● **What is required**
Every line of the listing is to be printed again exactly.

● **Working data**

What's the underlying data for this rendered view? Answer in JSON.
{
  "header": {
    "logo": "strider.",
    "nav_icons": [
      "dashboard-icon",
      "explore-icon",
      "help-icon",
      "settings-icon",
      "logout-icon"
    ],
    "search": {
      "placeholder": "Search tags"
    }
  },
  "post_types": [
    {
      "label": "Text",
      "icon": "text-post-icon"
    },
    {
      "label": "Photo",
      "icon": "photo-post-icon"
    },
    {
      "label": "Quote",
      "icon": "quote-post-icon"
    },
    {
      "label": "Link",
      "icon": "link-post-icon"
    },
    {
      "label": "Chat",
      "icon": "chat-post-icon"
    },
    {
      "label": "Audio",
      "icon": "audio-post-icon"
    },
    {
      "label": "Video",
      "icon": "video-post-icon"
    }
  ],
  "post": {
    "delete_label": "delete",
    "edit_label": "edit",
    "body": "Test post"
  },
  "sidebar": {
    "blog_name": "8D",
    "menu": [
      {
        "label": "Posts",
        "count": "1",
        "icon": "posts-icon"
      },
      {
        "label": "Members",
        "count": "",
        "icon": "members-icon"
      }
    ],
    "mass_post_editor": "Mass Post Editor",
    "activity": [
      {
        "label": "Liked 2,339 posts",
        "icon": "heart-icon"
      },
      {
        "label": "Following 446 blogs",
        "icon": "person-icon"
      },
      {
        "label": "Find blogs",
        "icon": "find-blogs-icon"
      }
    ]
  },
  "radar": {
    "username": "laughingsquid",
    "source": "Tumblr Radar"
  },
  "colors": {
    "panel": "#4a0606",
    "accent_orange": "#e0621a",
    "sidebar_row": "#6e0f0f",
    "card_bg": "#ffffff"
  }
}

● **Result of the exercise**
What's the underlying data for this rendered view? Answer in JSON.
{
  "header": {
    "logo": "strider.",
    "nav_icons": [
      "dashboard-icon",
      "explore-icon",
      "help-icon",
      "settings-icon",
      "logout-icon"
    ],
    "search": {
      "placeholder": "Search tags"
    }
  },
  "post_types": [
    {
      "label": "Text",
      "icon": "text-post-icon"
    },
    {
      "label": "Photo",
      "icon": "photo-post-icon"
    },
    {
      "label": "Quote",
      "icon": "quote-post-icon"
    },
    {
      "label": "Link",
      "icon": "link-post-icon"
    },
    {
      "label": "Chat",
      "icon": "chat-post-icon"
    },
    {
      "label": "Audio",
      "icon": "audio-post-icon"
    },
    {
      "label": "Video",
      "icon": "video-post-icon"
    }
  ],
  "post": {
    "delete_label": "delete",
    "edit_label": "edit",
    "body": "Test post"
  },
  "sidebar": {
    "blog_name": "8D",
    "menu": [
      {
        "label": "Posts",
        "count": "1",
        "icon": "posts-icon"
      },
      {
        "label": "Members",
        "count": "",
        "icon": "members-icon"
      }
    ],
    "mass_post_editor": "Mass Post Editor",
    "activity": [
      {
        "label": "Liked 2,339 posts",
        "icon": "heart-icon"
      },
      {
        "label": "Following 446 blogs",
        "icon": "person-icon"
      },
      {
        "label": "Find blogs",
        "icon": "find-blogs-icon"
      }
    ]
  },
  "radar": {
    "username": "laughingsquid",
    "source": "Tumblr Radar"
  },
  "colors": {
    "panel": "#4a0606",
    "accent_orange": "#e0621a",
    "sidebar_row": "#6e0f0f",
    "card_bg": "#ffffff"
  }
}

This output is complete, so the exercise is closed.